By Brian Blase & Hayden Dublois
National Review, December 9, 2020
A recent report from the Centers for Medicare and Medicaid Services (CMS) reveals astronomical improper spending in Medicaid that should alarm all Americans.
The rate of improper payment in Medicaid, the nation’s third largest government program, now exceeds 25 percent, meaning that more than one in every four dollars spent in the Medicaid program—or more than $100 billion in federal spending each year—is in violation of program rules.
It turns out that millions of Medicaid enrollees are ineligible for the program, in most cases because they earn too much income but in others because they are not lawful residents. The media, to date, have virtually ignored the issue.
The CMS report finds that much of the improper spending is because states do not properly verify that recipients are actually eligible for Medicaid. In many instances, states ignore federal requirements and do not check applicants’ incomes, nor do they conduct regular reviews to ensure that those on the program continue to meet other eligibility rules.
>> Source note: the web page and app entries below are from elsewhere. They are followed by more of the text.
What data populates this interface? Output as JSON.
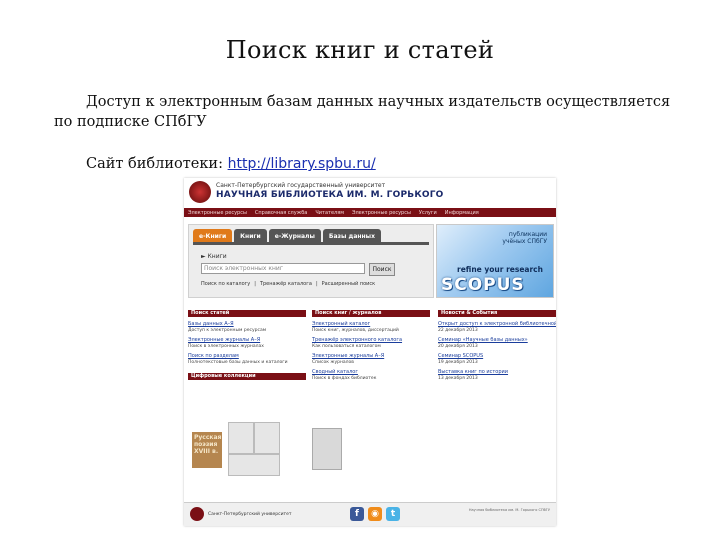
{
  "slide": {
    "title": "Поиск книг и статей",
    "line1": "Доступ к электронным базам данных научных издательств осуществляется",
    "line2": "по подписке СПбГУ",
    "site_prefix": "Сайт библиотеки: ",
    "site_url": "http://library.spbu.ru/"
  },
  "site": {
    "university": "Санкт-Петербургский государственный университет",
    "library": "НАУЧНАЯ БИБЛИОТЕКА ИМ. М. ГОРЬКОГО",
    "nav": [
      "Электронные ресурсы",
      "Справочная служба",
      "Читателям",
      "Электронные ресурсы",
      "Услуги",
      "Информация"
    ],
    "tabs": [
      "е-Книги",
      "Книги",
      "е-Журналы",
      "Базы данных"
    ],
    "search_label": "► Книги",
    "search_placeholder": "Поиск электронных книг",
    "search_button": "Поиск",
    "search_links": [
      "Поиск по каталогу",
      "Тренажёр каталога",
      "Расширенный поиск"
    ],
    "banner_top": "публикации учёных СПбГУ",
    "banner_refine": "refine your research",
    "banner_scopus": "SCOPUS",
    "col1_header": "Поиск статей",
    "col1_items": [
      {
        "t": "Базы данных А–Я",
        "d": "Доступ к электронным ресурсам"
      },
      {
        "t": "Электронные журналы А–Я",
        "d": "Поиск в электронных журналах"
      },
      {
        "t": "Поиск по разделам",
        "d": "Полнотекстовые базы данных и каталоги"
      }
    ],
    "col1_header2": "Цифровые коллекции",
    "col2_header": "Поиск книг / журналов",
    "col2_items": [
      {
        "t": "Электронный каталог",
        "d": "Поиск книг, журналов, диссертаций"
      },
      {
        "t": "Тренажёр электронного каталога",
        "d": "Как пользоваться каталогом"
      },
      {
        "t": "Электронные журналы А–Я",
        "d": "Список журналов"
      },
      {
        "t": "Сводный каталог",
        "d": "Поиск в фондах библиотек"
      }
    ],
    "col3_header": "Новости & События",
    "col3_items": [
      {
        "t": "Открыт доступ к электронной библиотечной системе",
        "d": "22 декабря 2013"
      },
      {
        "t": "Семинар «Научные базы данных»",
        "d": "20 декабря 2013"
      },
      {
        "t": "Семинар SCOPUS",
        "d": "19 декабря 2013"
      },
      {
        "t": "Выставка книг по истории",
        "d": "13 декабря 2013"
      }
    ],
    "russian_poetry": "Русская поэзия XVIII в.",
    "footer_text": "Санкт-Петербургский университет",
    "footer_right": "Научная библиотека им. М. Горького СПбГУ"
  }
}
People qualify for Medicaid largely on the basis of income so failing to verify a Medicaid applicant’s income is like failing to check a Medicare applicant’s age. Past audits confirm that eligibility errors account for more than six in ten improper payments.
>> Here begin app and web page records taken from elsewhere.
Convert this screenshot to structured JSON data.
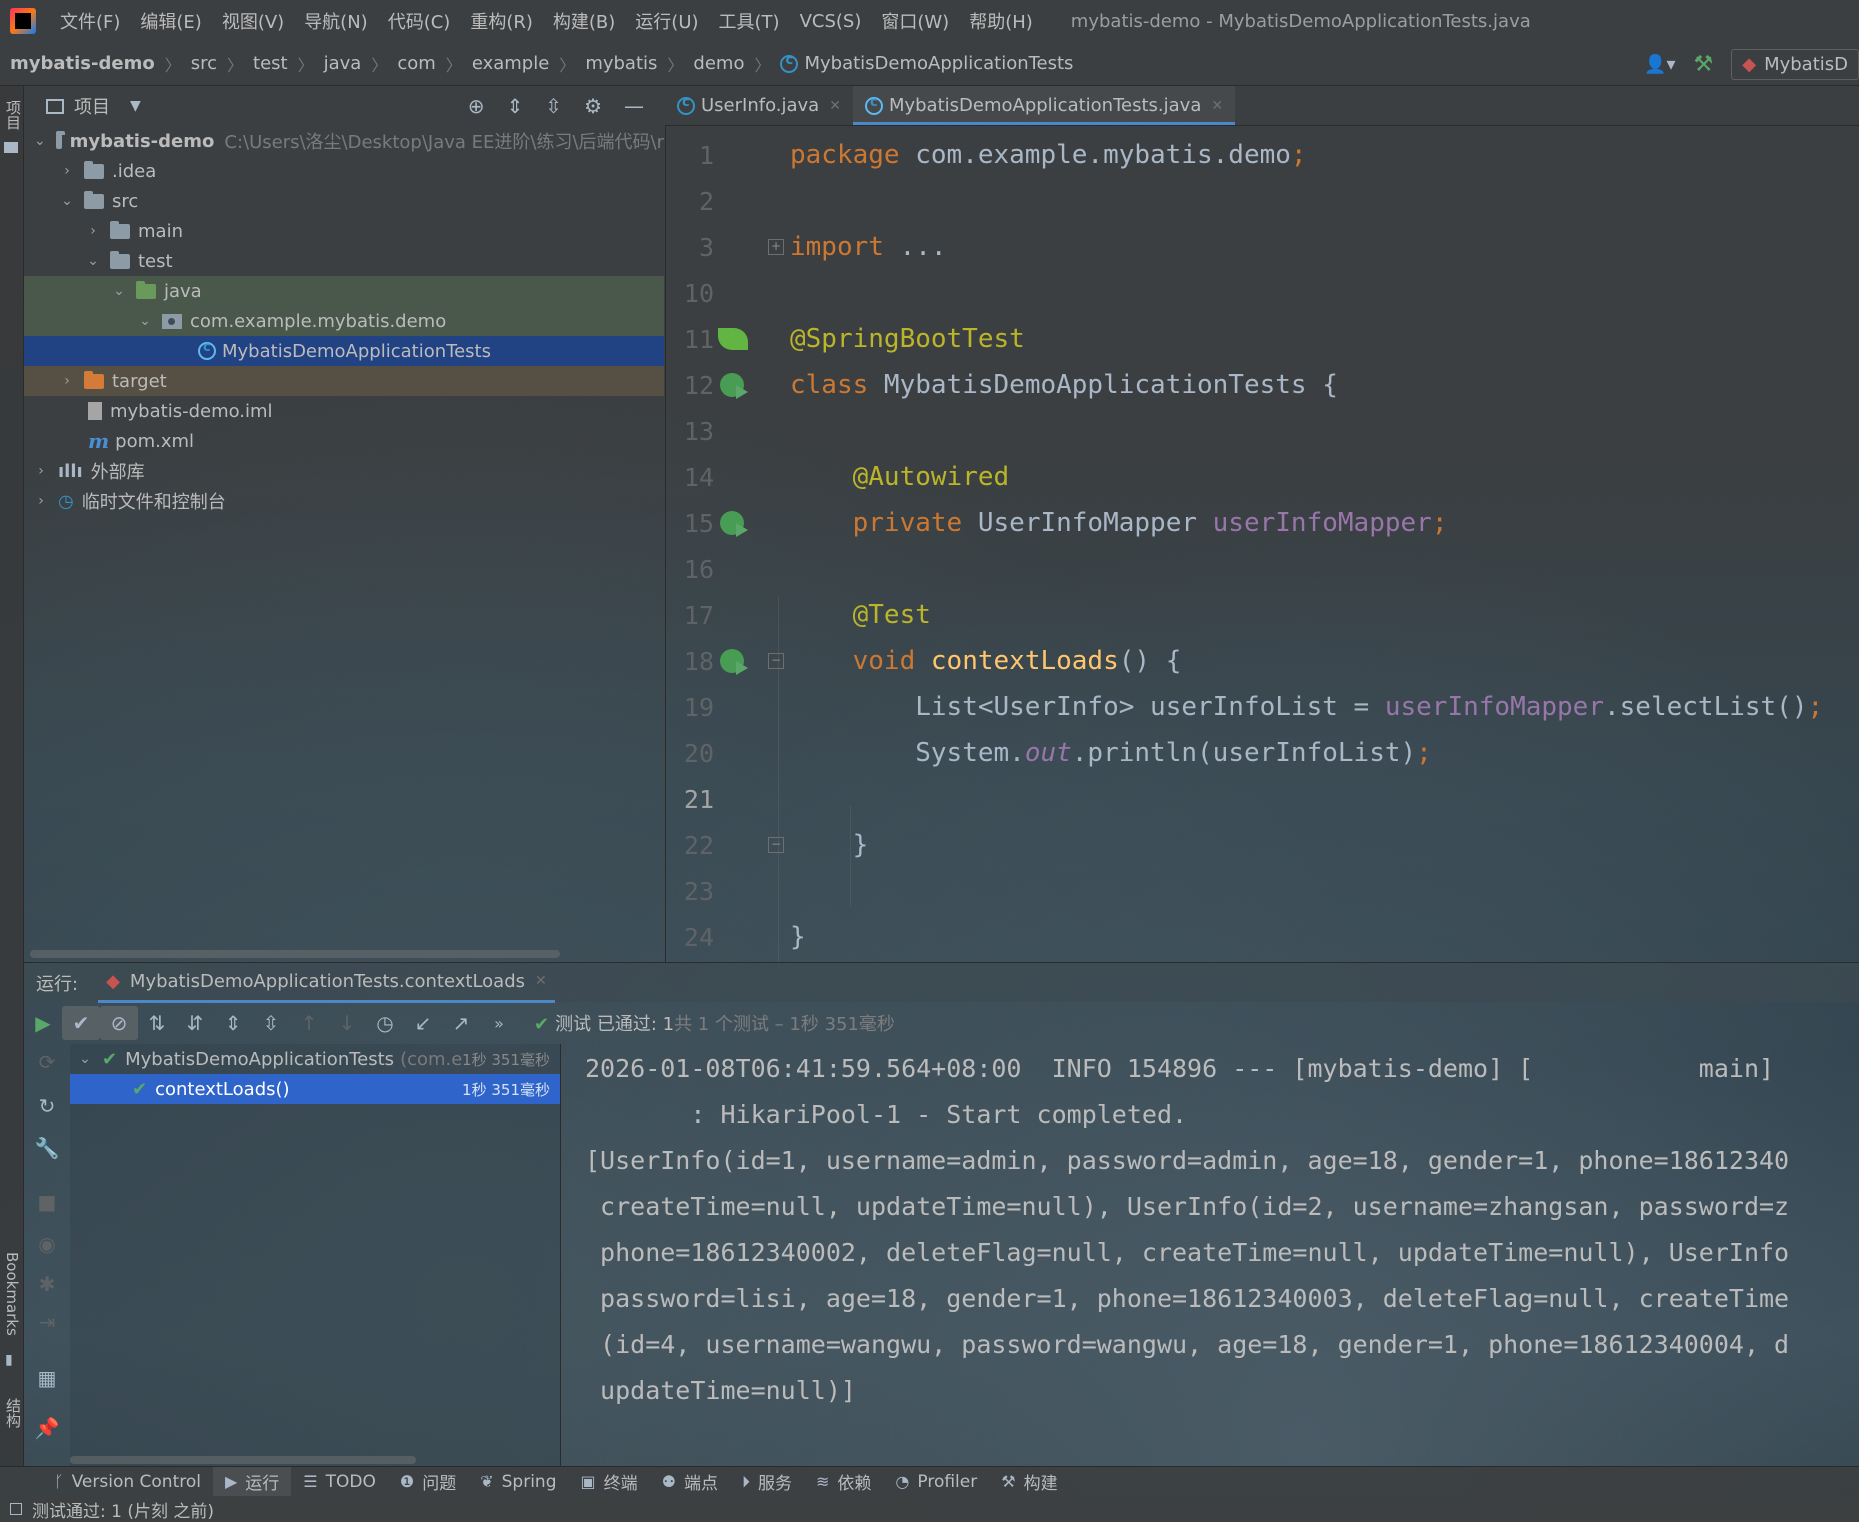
{
  "titlebar": {
    "menus": [
      "文件(F)",
      "编辑(E)",
      "视图(V)",
      "导航(N)",
      "代码(C)",
      "重构(R)",
      "构建(B)",
      "运行(U)",
      "工具(T)",
      "VCS(S)",
      "窗口(W)",
      "帮助(H)"
    ],
    "window_title": "mybatis-demo - MybatisDemoApplicationTests.java"
  },
  "navbar": {
    "crumbs": [
      "mybatis-demo",
      "src",
      "test",
      "java",
      "com",
      "example",
      "mybatis",
      "demo",
      "MybatisDemoApplicationTests"
    ],
    "run_config": "MybatisD"
  },
  "left_stripe": {
    "project_label": "项目",
    "bookmarks_label": "Bookmarks",
    "structure_label": "结构"
  },
  "project": {
    "header": "项目",
    "tree": [
      {
        "label": "mybatis-demo",
        "path": "C:\\Users\\洛尘\\Desktop\\Java EE进阶\\练习\\后端代码\\r"
      },
      {
        "label": ".idea"
      },
      {
        "label": "src"
      },
      {
        "label": "main"
      },
      {
        "label": "test"
      },
      {
        "label": "java"
      },
      {
        "label": "com.example.mybatis.demo"
      },
      {
        "label": "MybatisDemoApplicationTests"
      },
      {
        "label": "target"
      },
      {
        "label": "mybatis-demo.iml"
      },
      {
        "label": "pom.xml"
      },
      {
        "label": "外部库"
      },
      {
        "label": "临时文件和控制台"
      }
    ]
  },
  "tabs": [
    {
      "label": "UserInfo.java"
    },
    {
      "label": "MybatisDemoApplicationTests.java"
    }
  ],
  "editor": {
    "line_numbers": [
      "1",
      "2",
      "3",
      "10",
      "11",
      "12",
      "13",
      "14",
      "15",
      "16",
      "17",
      "18",
      "19",
      "20",
      "21",
      "22",
      "23",
      "24"
    ],
    "tokens": {
      "package_kw": "package",
      "package_name": " com.example.mybatis.demo",
      "semicolon": ";",
      "import_kw": "import",
      "import_rest": " ...",
      "ann_springboot": "@SpringBootTest",
      "class_kw": "class",
      "class_name": " MybatisDemoApplicationTests {",
      "ann_autowired": "@Autowired",
      "private_kw": "private",
      "field_type": " UserInfoMapper ",
      "field_name": "userInfoMapper",
      "ann_test": "@Test",
      "void_kw": "void",
      "method_name": " contextLoads",
      "method_rest": "() {",
      "l19_a": "List<UserInfo> userInfoList = ",
      "l19_b": "userInfoMapper",
      "l19_c": ".selectList()",
      "l20_a": "System.",
      "l20_b": "out",
      "l20_c": ".println(userInfoList)",
      "close_inner": "}",
      "close_outer": "}"
    }
  },
  "run": {
    "label": "运行:",
    "tab": "MybatisDemoApplicationTests.contextLoads",
    "status_passed": "测试 已通过: 1",
    "status_detail": "共 1 个测试 – 1秒 351毫秒",
    "tree": [
      {
        "label": "MybatisDemoApplicationTests",
        "sub": "(com.e",
        "time": "1秒 351毫秒"
      },
      {
        "label": "contextLoads()",
        "time": "1秒 351毫秒"
      }
    ],
    "console": [
      "2026-01-08T06:41:59.564+08:00  INFO 154896 --- [mybatis-demo] [           main]",
      "       : HikariPool-1 - Start completed.",
      "[UserInfo(id=1, username=admin, password=admin, age=18, gender=1, phone=18612340",
      " createTime=null, updateTime=null), UserInfo(id=2, username=zhangsan, password=z",
      " phone=18612340002, deleteFlag=null, createTime=null, updateTime=null), UserInfo",
      " password=lisi, age=18, gender=1, phone=18612340003, deleteFlag=null, createTime",
      " (id=4, username=wangwu, password=wangwu, age=18, gender=1, phone=18612340004, d",
      " updateTime=null)]"
    ]
  },
  "bottom_tools": [
    "Version Control",
    "运行",
    "TODO",
    "问题",
    "Spring",
    "终端",
    "端点",
    "服务",
    "依赖",
    "Profiler",
    "构建"
  ],
  "status": "测试通过: 1 (片刻 之前)",
  "colors": {
    "keyword": "#cc7832",
    "annotation": "#bbb529",
    "field": "#9876aa",
    "method": "#ffc66d",
    "text": "#a9b7c6",
    "selection": "#214283",
    "pass": "#59a869"
  }
}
Taxpayers are being fleeced, and we can’t fix the problem until people know and understand what’s happening. We should all be able to agree that program rules should be followed and only those eligible to receive benefits should be enrolled in the program. When income isn’t verified or eligibility isn’t properly redetermined, it can’t be dismissed as just a procedural hang-up. Enrolling the right people is one of the most important and basic roles of government management of programs.